#### [WORK REQUIRED]
Take each line of the entries below that contains "name" and copy it.

Stored items:
-- Opening Marker --

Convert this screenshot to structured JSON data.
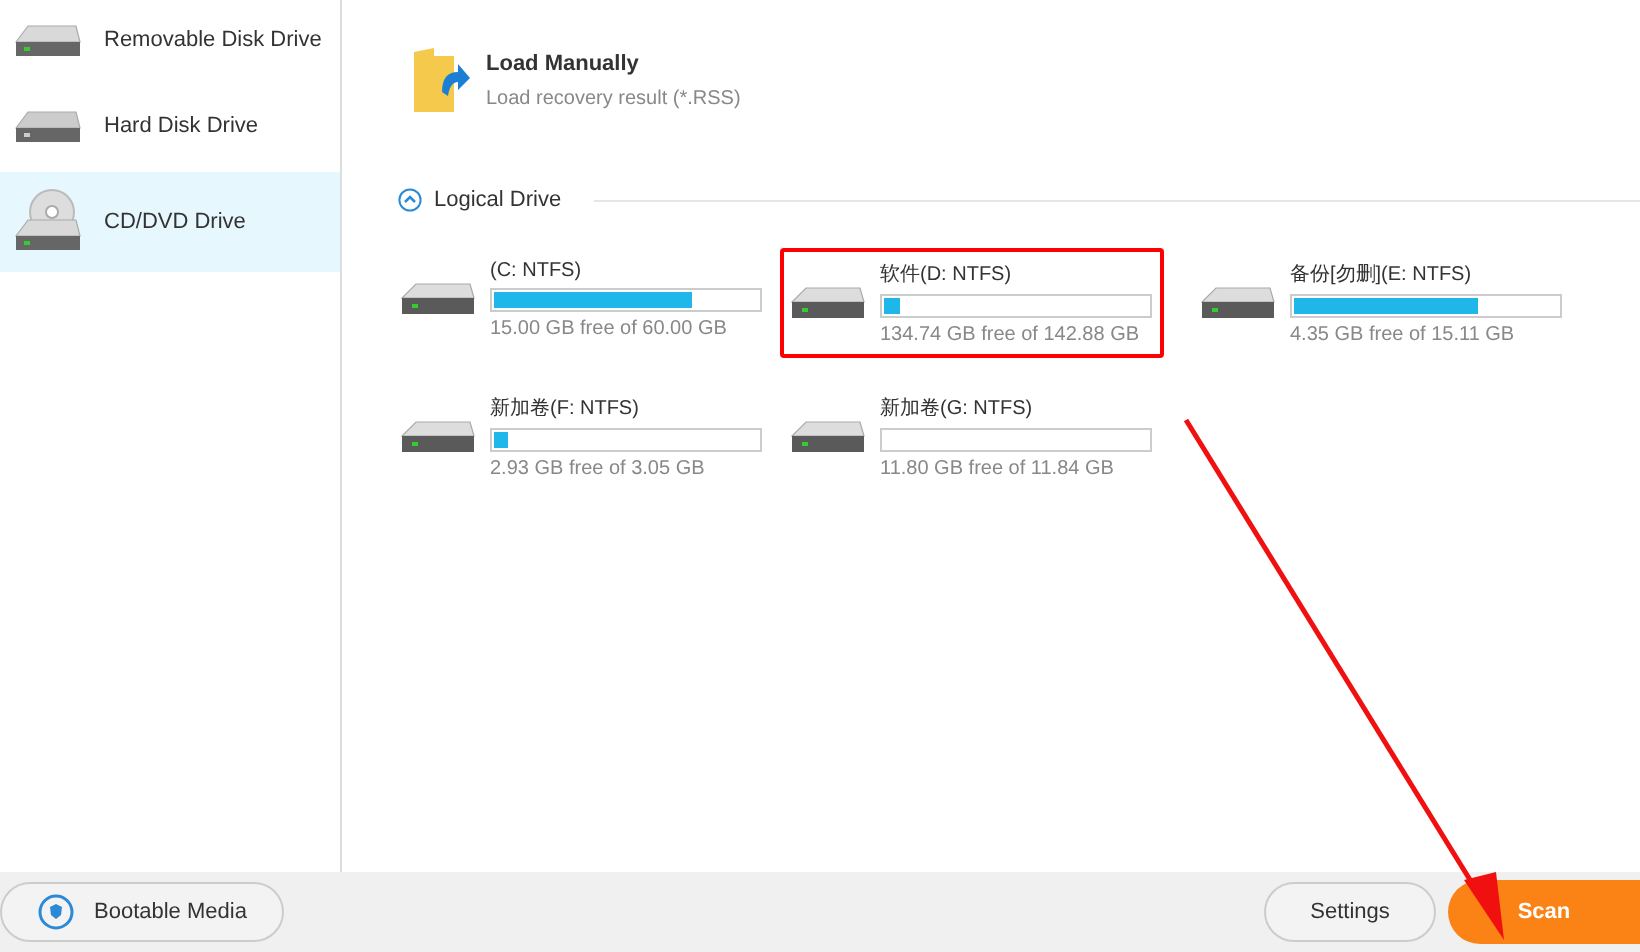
{
  "sidebar": {
    "items": [
      {
        "label": "Removable Disk Drive",
        "kind": "removable",
        "selected": false
      },
      {
        "label": "Hard Disk Drive",
        "kind": "hdd",
        "selected": false
      },
      {
        "label": "CD/DVD Drive",
        "kind": "optical",
        "selected": true
      }
    ]
  },
  "load_manually": {
    "title": "Load Manually",
    "subtitle": "Load recovery result (*.RSS)"
  },
  "logical_drive": {
    "title": "Logical Drive",
    "expanded": true,
    "drives": [
      {
        "name": "(C: NTFS)",
        "level": 0.75,
        "free": "15.00 GB free of 60.00 GB",
        "highlighted": false
      },
      {
        "name": "软件(D: NTFS)",
        "level": 0.06,
        "free": "134.74 GB free of 142.88 GB",
        "highlighted": true
      },
      {
        "name": "备份[勿删](E: NTFS)",
        "level": 0.7,
        "free": "4.35 GB free of 15.11 GB",
        "highlighted": false
      },
      {
        "name": "新加卷(F: NTFS)",
        "level": 0.05,
        "free": "2.93 GB free of 3.05 GB",
        "highlighted": false
      },
      {
        "name": "新加卷(G: NTFS)",
        "level": 0.0,
        "free": "11.80 GB free of 11.84 GB",
        "highlighted": false
      }
    ]
  },
  "footer": {
    "bootable_media": "Bootable Media",
    "settings": "Settings",
    "scan": "Scan"
  }
}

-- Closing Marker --

#### [OUTPUT OF THE EXERCISE]
        "name": "(C: NTFS)",
        "name": "软件(D: NTFS)",
        "name": "备份[勿删](E: NTFS)",
        "name": "新加卷(F: NTFS)",
        "name": "新加卷(G: NTFS)",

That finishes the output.